Where the wych elm grows

Country Life UK|June 24, 2020

Where the wych elm grows
Fifty years after his death, Jenny Bardwell reflects on the life of Howards End author and King’s College Honorary Fellow E. M. Forster
Jenny Bardwell

A SMALL boy stood beside a large, overhanging tree in a Hertfordshire garden in the 1880s. According to folklore, if pigs’ teeth were found in a tree’s trunk, chewing a small piece of its bark could cure toothache. This wych elm, with its few embedded teeth, held a deep fascination for the young boy as he played in the grounds of his home.

The lad grew into the novelist E. M. Forster (Morgan to his friends), who died 50 years ago this month. The wych elm was in the grounds of Rooksnest, where Forster lived for 10 impressionable years. Fans of Howards End will know that the tree carries a mystical weight, just like the character Mrs Wilcox, who was born in the fictional house. The eagle-eyed might even have noticed that it was changed to a chestnut tree for the film starring Emma Thompson and Anthony Hopkins.

Forster’s six published novels, from Where Angels Fear to Tread to A Passage to India, are still popular today for their social comedy and portrayal of emotional entanglements against the scenic backdrops of Italy, Cambridge, India and the Home Counties. Howards End, published in 1910, put a little district of Hertfordshire firmly on the literary map.

Edward Morgan Forster was born in 1879 and barely knew his architect father, who died from tuberculosis before Morgan was two.

An only child, he shared houses and holidays with his adored mother, Lily, for most of her life. Soon after the pair left Rooksnest in 1893, Forster made schoolboy jottings describing the house, grounds and neighbours. He noted the ‘oblong built of red brick that had long lost its crudeness of colour’, a vine creeping around the brickwork, exposed beams on ceilings, the nursery, the paddock for his pony and cherry and pear trees, and was fascinated by the working farm close by, where he played and collected eggs.

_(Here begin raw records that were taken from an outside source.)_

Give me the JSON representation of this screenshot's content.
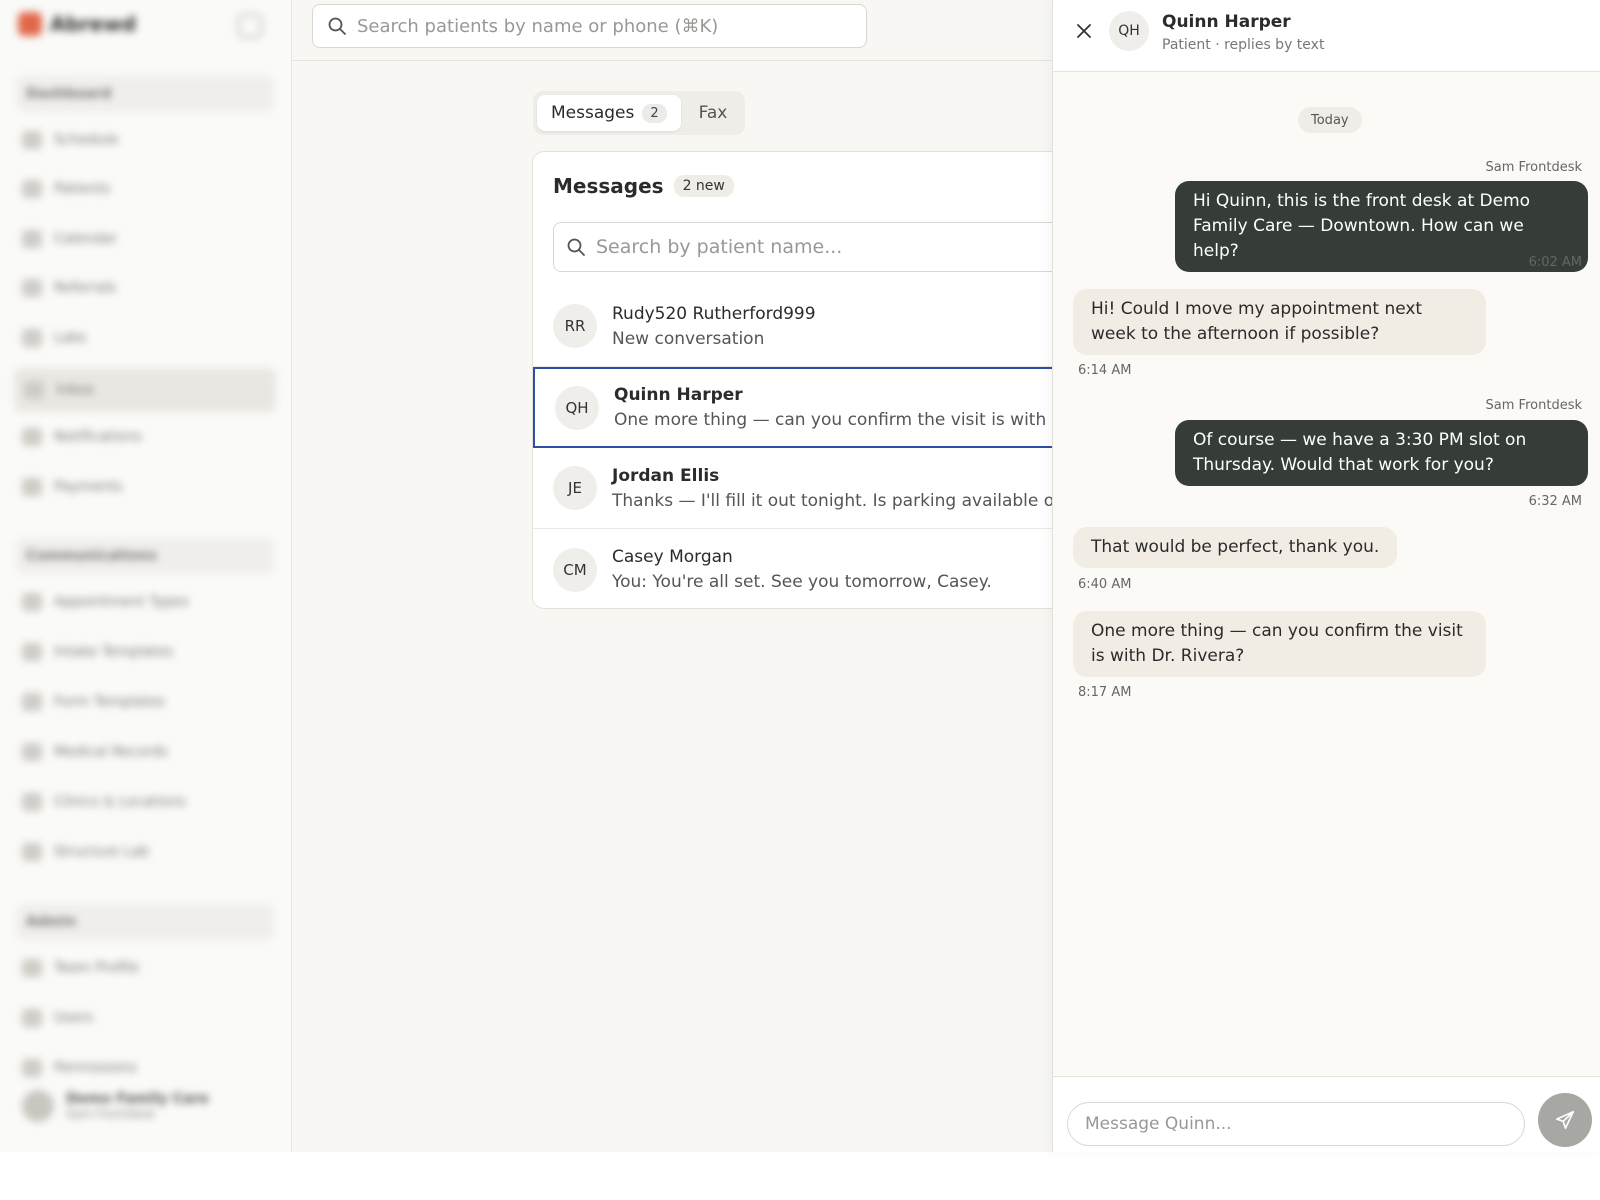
{
  "sidebar": {
    "logo_text": "Abrewd",
    "sections": [
      "Dashboard",
      "Communications",
      "Admin"
    ],
    "items": [
      "Schedule",
      "Patients",
      "Calendar",
      "Referrals",
      "Labs",
      "Inbox",
      "Notifications",
      "Payments",
      "Appointment Types",
      "Intake Templates",
      "Form Templates",
      "Medical Records",
      "Clinics & Locations",
      "Structure Lab",
      "Team Profile",
      "Users",
      "Permissions"
    ],
    "user": {
      "name": "Demo Family Care",
      "sub": "Sam Frontdesk"
    }
  },
  "topbar": {
    "search_placeholder": "Search patients by name or phone (⌘K)"
  },
  "tabs": [
    {
      "label": "Messages",
      "count": "2"
    },
    {
      "label": "Fax"
    }
  ],
  "messages_card": {
    "title": "Messages",
    "new_badge": "2 new",
    "search_placeholder": "Search by patient name...",
    "conversations": [
      {
        "initials": "RR",
        "name": "Rudy520 Rutherford999",
        "preview": "New conversation"
      },
      {
        "initials": "QH",
        "name": "Quinn Harper",
        "preview": "One more thing — can you confirm the visit is with Dr. Rivera?"
      },
      {
        "initials": "JE",
        "name": "Jordan Ellis",
        "preview": "Thanks — I'll fill it out tonight. Is parking available on-site?"
      },
      {
        "initials": "CM",
        "name": "Casey Morgan",
        "preview": "You: You're all set. See you tomorrow, Casey."
      }
    ]
  },
  "chat": {
    "initials": "QH",
    "name": "Quinn Harper",
    "subtitle": "Patient · replies by text",
    "day_label": "Today",
    "messages": [
      {
        "sender": "Sam Frontdesk",
        "text": "Hi Quinn, this is the front desk at Demo Family Care — Downtown. How can we help?",
        "time": "6:02 AM"
      },
      {
        "text": "Hi! Could I move my appointment next week to the afternoon if possible?",
        "time": "6:14 AM"
      },
      {
        "sender": "Sam Frontdesk",
        "text": "Of course — we have a 3:30 PM slot on Thursday. Would that work for you?",
        "time": "6:32 AM"
      },
      {
        "text": "That would be perfect, thank you.",
        "time": "6:40 AM"
      },
      {
        "text": "One more thing — can you confirm the visit is with Dr. Rivera?",
        "time": "8:17 AM"
      }
    ],
    "composer_placeholder": "Message Quinn..."
  }
}
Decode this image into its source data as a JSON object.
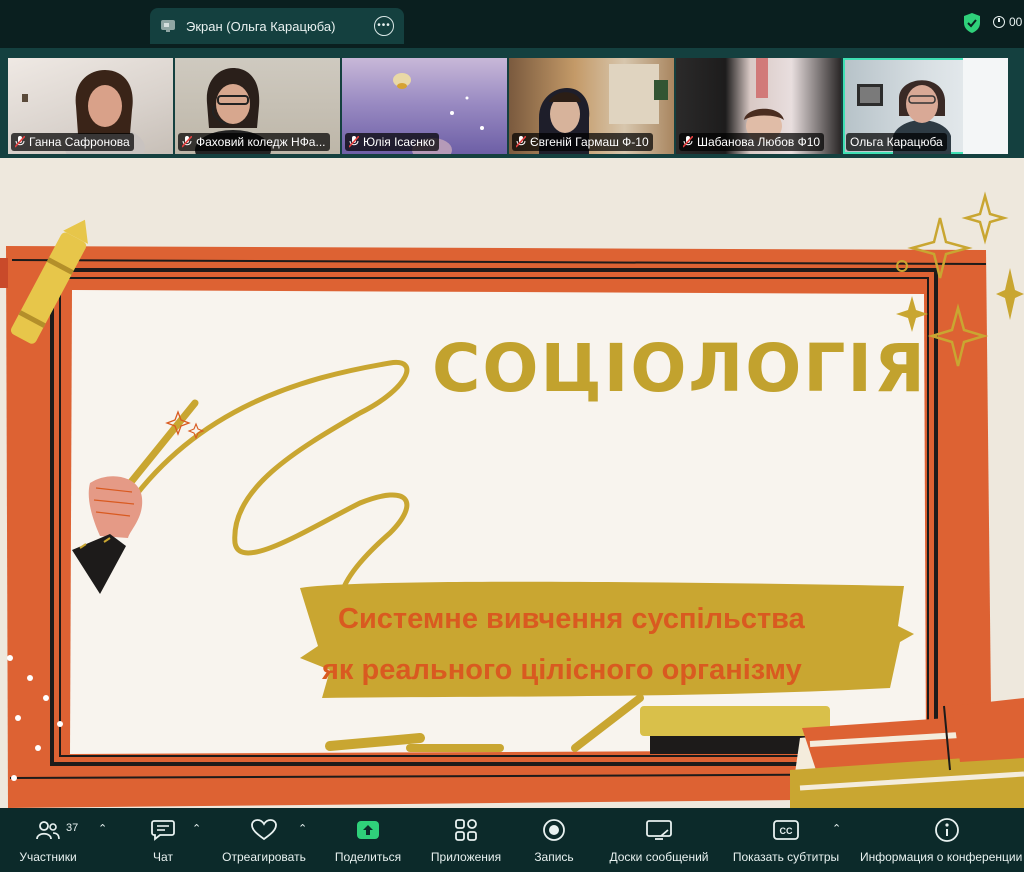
{
  "topbar": {
    "screen_tab_title": "Экран (Ольга Карацюба)",
    "timer": "00"
  },
  "participants": [
    {
      "name": "Ганна Сафронова",
      "muted": true
    },
    {
      "name": "Фаховий коледж НФа...",
      "muted": true
    },
    {
      "name": "Юлія Ісаєнко",
      "muted": true
    },
    {
      "name": "Євгеній Гармаш Ф-10",
      "muted": true
    },
    {
      "name": "Шабанова Любов Ф10",
      "muted": true
    },
    {
      "name": "Ольга Карацюба",
      "muted": false,
      "active_speaker": true
    }
  ],
  "slide": {
    "title": "СОЦІОЛОГІЯ",
    "subtitle_line1": "Системне вивчення суспільства",
    "subtitle_line2": "як реального цілісного організму",
    "colors": {
      "board": "#dd6233",
      "title": "#c2a22e",
      "subtitle": "#d95a20",
      "banner": "#c9a631",
      "background": "#eee8dd"
    }
  },
  "toolbar": {
    "participants_label": "Участники",
    "participants_count": "37",
    "chat_label": "Чат",
    "react_label": "Отреагировать",
    "share_label": "Поделиться",
    "apps_label": "Приложения",
    "record_label": "Запись",
    "whiteboards_label": "Доски сообщений",
    "captions_label": "Показать субтитры",
    "info_label": "Информация о конференции"
  },
  "icons": [
    "screen-icon",
    "more-icon",
    "shield-check-icon",
    "clock-icon",
    "mic-muted-icon",
    "participants-icon",
    "chat-icon",
    "heart-icon",
    "share-arrow-icon",
    "apps-icon",
    "record-icon",
    "whiteboard-icon",
    "cc-icon",
    "info-icon",
    "caret-up-icon"
  ]
}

The small family had various property troubles, including battles with their landlord, Col Wilkinson, over their ad hoc, costly water supply, and there was the occasional invasion of mice.


You can read up to 3 premium stories before you subscribe to Magzter GOLD

Log in, if you are already a subscriber


Get unlimited access to thousands of curated premium stories and 5,000+ magazines


June 24, 2020